[Dataset excerpts]
====

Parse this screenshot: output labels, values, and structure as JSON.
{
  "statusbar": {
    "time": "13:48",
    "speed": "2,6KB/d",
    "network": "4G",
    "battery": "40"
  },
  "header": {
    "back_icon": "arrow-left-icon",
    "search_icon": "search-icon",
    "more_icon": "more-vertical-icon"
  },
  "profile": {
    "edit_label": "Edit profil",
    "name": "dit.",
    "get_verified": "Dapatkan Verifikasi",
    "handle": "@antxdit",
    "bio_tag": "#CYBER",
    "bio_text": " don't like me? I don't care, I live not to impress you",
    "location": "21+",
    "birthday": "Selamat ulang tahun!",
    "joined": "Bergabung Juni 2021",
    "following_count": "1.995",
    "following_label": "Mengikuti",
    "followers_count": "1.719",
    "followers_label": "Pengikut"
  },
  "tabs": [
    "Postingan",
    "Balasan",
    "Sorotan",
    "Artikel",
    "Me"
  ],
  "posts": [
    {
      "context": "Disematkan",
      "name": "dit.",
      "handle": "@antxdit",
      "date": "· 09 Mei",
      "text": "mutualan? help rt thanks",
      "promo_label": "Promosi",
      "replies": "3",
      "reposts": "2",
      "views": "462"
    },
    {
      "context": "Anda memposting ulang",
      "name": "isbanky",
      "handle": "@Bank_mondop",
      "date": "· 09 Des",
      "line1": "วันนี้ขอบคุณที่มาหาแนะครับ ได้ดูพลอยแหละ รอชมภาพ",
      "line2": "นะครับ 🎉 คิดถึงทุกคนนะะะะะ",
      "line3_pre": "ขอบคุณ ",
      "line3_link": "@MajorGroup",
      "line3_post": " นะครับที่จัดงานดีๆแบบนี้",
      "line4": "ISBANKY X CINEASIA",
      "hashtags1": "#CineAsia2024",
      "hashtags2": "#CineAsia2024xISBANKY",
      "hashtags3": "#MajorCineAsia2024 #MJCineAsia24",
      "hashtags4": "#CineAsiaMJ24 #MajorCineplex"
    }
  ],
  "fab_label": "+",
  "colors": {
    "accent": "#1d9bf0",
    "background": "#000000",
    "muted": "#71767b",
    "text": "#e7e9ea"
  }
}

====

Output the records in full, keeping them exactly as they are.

» Task output:
Parse this screenshot: output labels, values, and structure as JSON.
{
  "statusbar": {
    "time": "13:48",
    "speed": "2,6KB/d",
    "network": "4G",
    "battery": "40"
  },
  "header": {
    "back_icon": "arrow-left-icon",
    "search_icon": "search-icon",
    "more_icon": "more-vertical-icon"
  },
  "profile": {
    "edit_label": "Edit profil",
    "name": "dit.",
    "get_verified": "Dapatkan Verifikasi",
    "handle": "@antxdit",
    "bio_tag": "#CYBER",
    "bio_text": " don't like me? I don't care, I live not to impress you",
    "location": "21+",
    "birthday": "Selamat ulang tahun!",
    "joined": "Bergabung Juni 2021",
    "following_count": "1.995",
    "following_label": "Mengikuti",
    "followers_count": "1.719",
    "followers_label": "Pengikut"
  },
  "tabs": [
    "Postingan",
    "Balasan",
    "Sorotan",
    "Artikel",
    "Me"
  ],
  "posts": [
    {
      "context": "Disematkan",
      "name": "dit.",
      "handle": "@antxdit",
      "date": "· 09 Mei",
      "text": "mutualan? help rt thanks",
      "promo_label": "Promosi",
      "replies": "3",
      "reposts": "2",
      "views": "462"
    },
    {
      "context": "Anda memposting ulang",
      "name": "isbanky",
      "handle": "@Bank_mondop",
      "date": "· 09 Des",
      "line1": "วันนี้ขอบคุณที่มาหาแนะครับ ได้ดูพลอยแหละ รอชมภาพ",
      "line2": "นะครับ 🎉 คิดถึงทุกคนนะะะะะ",
      "line3_pre": "ขอบคุณ ",
      "line3_link": "@MajorGroup",
      "line3_post": " นะครับที่จัดงานดีๆแบบนี้",
      "line4": "ISBANKY X CINEASIA",
      "hashtags1": "#CineAsia2024",
      "hashtags2": "#CineAsia2024xISBANKY",
      "hashtags3": "#MajorCineAsia2024 #MJCineAsia24",
      "hashtags4": "#CineAsiaMJ24 #MajorCineplex"
    }
  ],
  "fab_label": "+",
  "colors": {
    "accent": "#1d9bf0",
    "background": "#000000",
    "muted": "#71767b",
    "text": "#e7e9ea"
  }
}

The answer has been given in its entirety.